Bayeux War Cemetery, Bayeux, France

There’s some corner of a foreign field that is forever England.

I have great admiration for the Commonwealth War Graves Commission and the work they do around the world preserving the graves of those who have lost their lives in war. The cemeteries are immaculately maintained and so colourful. The Bayeux War Cemetery in Bayeux, Normandy is no exception.

Across from the Bayeux Memorial lie the remains of more than 4,000 military who died during and in the aftermath of the D-Day landings. Most are from the Commonwealth with some 300 or so unidentified. There are also a few hundred German graves.
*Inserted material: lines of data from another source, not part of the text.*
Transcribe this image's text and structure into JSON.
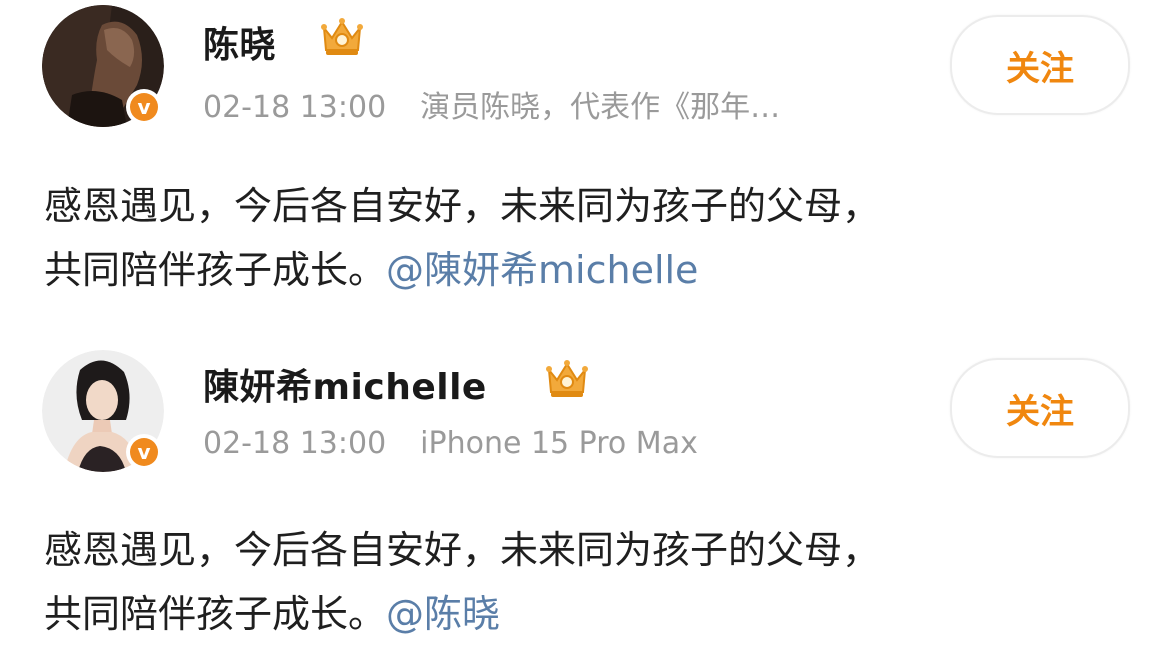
{
  "posts": [
    {
      "author": "陈晓",
      "time": "02-18 13:00",
      "source": "演员陈晓，代表作《那年…",
      "follow_label": "关注",
      "text_line1": "感恩遇见，今后各自安好，未来同为孩子的父母，",
      "text_line2": "共同陪伴孩子成长。",
      "mention": "@陳妍希michelle",
      "avatar_icon": "avatar-man",
      "badge_icon": "verified-v-icon",
      "crown_icon": "crown-icon"
    },
    {
      "author": "陳妍希michelle",
      "time": "02-18 13:00",
      "source": "iPhone 15 Pro Max",
      "follow_label": "关注",
      "text_line1": "感恩遇见，今后各自安好，未来同为孩子的父母，",
      "text_line2": "共同陪伴孩子成长。",
      "mention": "@陈晓",
      "avatar_icon": "avatar-woman",
      "badge_icon": "verified-v-icon",
      "crown_icon": "crown-icon"
    }
  ],
  "colors": {
    "follow_text": "#f0870f",
    "mention": "#5a7ea8",
    "badge": "#f08a1e",
    "meta": "#9a9a9a"
  },
  "badge_letter": "v"
}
The memorial, the work of P.D. Hepworth*, remembers 1,808 heroes who died in Normandy and have no known grave, something similar to the Wall of the Missing in the American Cemetery near Omaha Beach. Among them are the names of 189 sailors and members 43rd Divisional Reconnaissance Regiment who went down with the MV Derrycunihy on 25 July 1944. They were waiting to disembark off Sword Beach when the ship’s engines set off a German mine. So close and yet so far.

Hepworth was a veteran of WWI, returning to architecture after the war. In WWII, he was one of the Imperial War Graves Commission architects (now the Commonwealth War Graves Commission) responsible for several war memorials and cemeteries for the British war dead.

The Latin epitaph along the frieze of the memorial is reference to William the Conqueror and the Invasion of England in 1066: NOS A GULIELMO VICTI VICTORIS PATRIAM LIBERAVIMUS. The translation reads: “We, once conquered by William, have now set free the Conqueror’s native land.”

Hepworth had a sense of humour.

A white stone memorial bookended by two niches. In between stand four columns with a frieze on which is inscribed NOS A GULIELMO VICTI VICTORIS PATRIAM LIBERAVIMUS. Behind is a row of trees. In front is a swathe of grass and in front of that again, on concrete, are bollards to prevent parking.

Bayeux War Cemetery is the largest of the 18 Commonwealth cemeteries in Normandy, which together, mark the final resting places of the more than 22,000 who lost their lives during the liberation. It’s beautiful.

Because it is home to more than 40 dead, it has a Cross of Sacrifice. Designed in 1918 by Sir Reginald Blomfield, who also did the Menin Gate at Ypres, it has been reproduced in various sizes but always with the same look. It has a fascinating story.

Blomfield said of his design:

What I wanted to do in designing this Cross was to make it as abstract and impersonal as I could, to free it from any association of any particular style, and, above all, to keep clear of any sentimentalism of the Gothic. This was a man’s war far too terrible for any fripperies, and I hoped to get within range of the infinite in this symbol…

An elongated Latin cross with proportions more typical of the Celtic cross, with the shaft and crossarm octagonal in section. It is somewhere between 18 and 24 feet (5.5 to 7.3 m). A bronze longsword, blade down, is affixed to the front of the cross. It is usually mounted on an octagonal base on which are wreaths of red paper poppies. Lines of gravestones can be seen behind it.

Walking up and down the rows of headstones, each carved with the pertinent details of those interred, I noticed that some families had added more details or visited and left a flag.


As I said, I have the utmost respect for the CWGC and all that they do. These cemeteries are evidence of a history we cannot afford to forget.





*Carmel Bird wrote a lovely piece on wanting to be P.D. Hepworth for Meanjin back in 1992.


@ 2024 Mary Murphy